(TASK TO COMPLETE): A verbatim copy of every record is required, and no pictures should be included.

[Data about app and page elements]
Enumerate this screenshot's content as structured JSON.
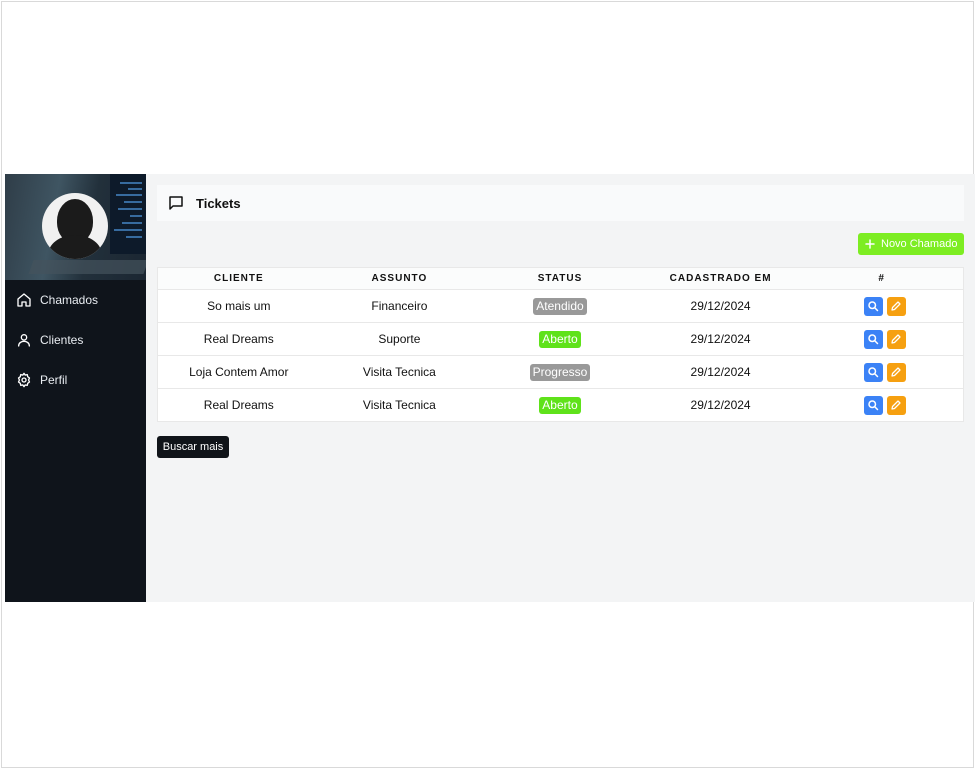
{
  "sidebar": {
    "items": [
      {
        "label": "Chamados",
        "icon": "home-icon"
      },
      {
        "label": "Clientes",
        "icon": "user-icon"
      },
      {
        "label": "Perfil",
        "icon": "gear-icon"
      }
    ]
  },
  "header": {
    "title": "Tickets",
    "icon": "message-icon"
  },
  "toolbar": {
    "new_ticket_label": "Novo Chamado",
    "load_more_label": "Buscar mais"
  },
  "table": {
    "columns": [
      "CLIENTE",
      "ASSUNTO",
      "STATUS",
      "CADASTRADO EM",
      "#"
    ],
    "rows": [
      {
        "cliente": "So mais um",
        "assunto": "Financeiro",
        "status": "Atendido",
        "cadastrado": "29/12/2024"
      },
      {
        "cliente": "Real Dreams",
        "assunto": "Suporte",
        "status": "Aberto",
        "cadastrado": "29/12/2024"
      },
      {
        "cliente": "Loja Contem Amor",
        "assunto": "Visita Tecnica",
        "status": "Progresso",
        "cadastrado": "29/12/2024"
      },
      {
        "cliente": "Real Dreams",
        "assunto": "Visita Tecnica",
        "status": "Aberto",
        "cadastrado": "29/12/2024"
      }
    ]
  },
  "colors": {
    "sidebar_bg": "#0f141b",
    "accent_green": "#7ded22",
    "status_open": "#5fe21a",
    "status_neutral": "#999999",
    "action_search": "#3b82f6",
    "action_edit": "#f6a010"
  }
}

(SOLUTION TO THE EXERCISE):
Enumerate this screenshot's content as structured JSON.
{
  "sidebar": {
    "items": [
      {
        "label": "Chamados",
        "icon": "home-icon"
      },
      {
        "label": "Clientes",
        "icon": "user-icon"
      },
      {
        "label": "Perfil",
        "icon": "gear-icon"
      }
    ]
  },
  "header": {
    "title": "Tickets",
    "icon": "message-icon"
  },
  "toolbar": {
    "new_ticket_label": "Novo Chamado",
    "load_more_label": "Buscar mais"
  },
  "table": {
    "columns": [
      "CLIENTE",
      "ASSUNTO",
      "STATUS",
      "CADASTRADO EM",
      "#"
    ],
    "rows": [
      {
        "cliente": "So mais um",
        "assunto": "Financeiro",
        "status": "Atendido",
        "cadastrado": "29/12/2024"
      },
      {
        "cliente": "Real Dreams",
        "assunto": "Suporte",
        "status": "Aberto",
        "cadastrado": "29/12/2024"
      },
      {
        "cliente": "Loja Contem Amor",
        "assunto": "Visita Tecnica",
        "status": "Progresso",
        "cadastrado": "29/12/2024"
      },
      {
        "cliente": "Real Dreams",
        "assunto": "Visita Tecnica",
        "status": "Aberto",
        "cadastrado": "29/12/2024"
      }
    ]
  },
  "colors": {
    "sidebar_bg": "#0f141b",
    "accent_green": "#7ded22",
    "status_open": "#5fe21a",
    "status_neutral": "#999999",
    "action_search": "#3b82f6",
    "action_edit": "#f6a010"
  }
}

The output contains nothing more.